### TASK OBJECTIVE
Below are the records; copy each line in which "name" can be found.

### MATERIAL PROVIDED
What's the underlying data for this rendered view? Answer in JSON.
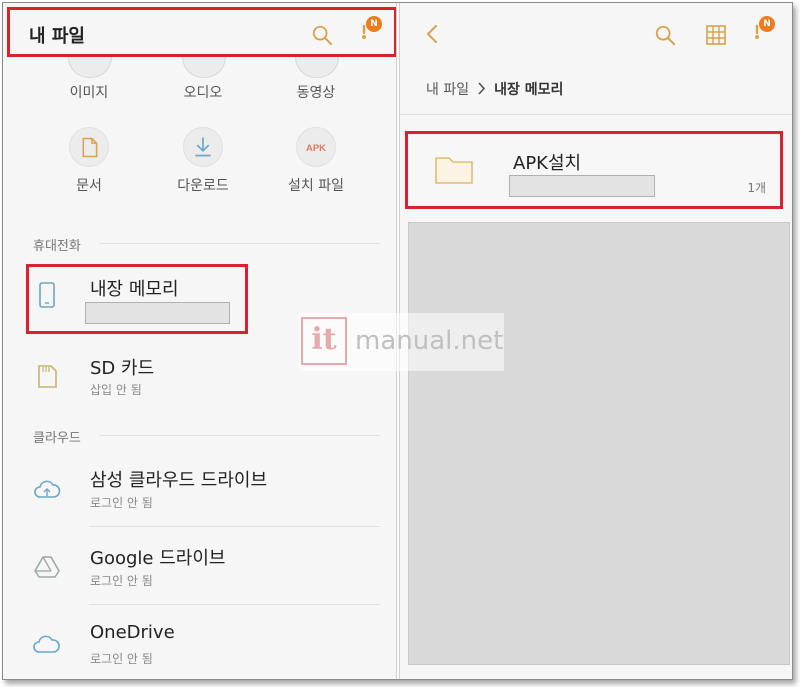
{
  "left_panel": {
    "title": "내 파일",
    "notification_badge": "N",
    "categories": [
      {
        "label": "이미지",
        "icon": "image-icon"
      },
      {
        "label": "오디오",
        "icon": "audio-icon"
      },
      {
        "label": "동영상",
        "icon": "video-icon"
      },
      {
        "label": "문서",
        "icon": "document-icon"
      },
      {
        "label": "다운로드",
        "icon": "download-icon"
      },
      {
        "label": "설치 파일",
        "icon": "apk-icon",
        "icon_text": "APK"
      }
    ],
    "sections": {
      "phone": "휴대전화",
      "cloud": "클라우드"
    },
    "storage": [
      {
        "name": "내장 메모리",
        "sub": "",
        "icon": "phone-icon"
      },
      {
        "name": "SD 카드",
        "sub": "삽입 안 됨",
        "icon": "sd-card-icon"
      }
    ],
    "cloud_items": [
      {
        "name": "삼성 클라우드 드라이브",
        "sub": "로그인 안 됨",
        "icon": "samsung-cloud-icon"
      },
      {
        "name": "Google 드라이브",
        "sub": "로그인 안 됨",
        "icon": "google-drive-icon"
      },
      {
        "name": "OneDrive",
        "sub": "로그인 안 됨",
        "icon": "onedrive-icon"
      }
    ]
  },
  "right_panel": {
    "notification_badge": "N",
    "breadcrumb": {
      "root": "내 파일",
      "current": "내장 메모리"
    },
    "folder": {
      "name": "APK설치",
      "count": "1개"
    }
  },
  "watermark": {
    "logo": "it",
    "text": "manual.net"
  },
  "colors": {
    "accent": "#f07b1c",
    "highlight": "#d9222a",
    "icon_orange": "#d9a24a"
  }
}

### TASK RESULT
        "name": "내장 메모리",
        "name": "SD 카드",
        "name": "삼성 클라우드 드라이브",
        "name": "Google 드라이브",
        "name": "OneDrive",
      "name": "APK설치",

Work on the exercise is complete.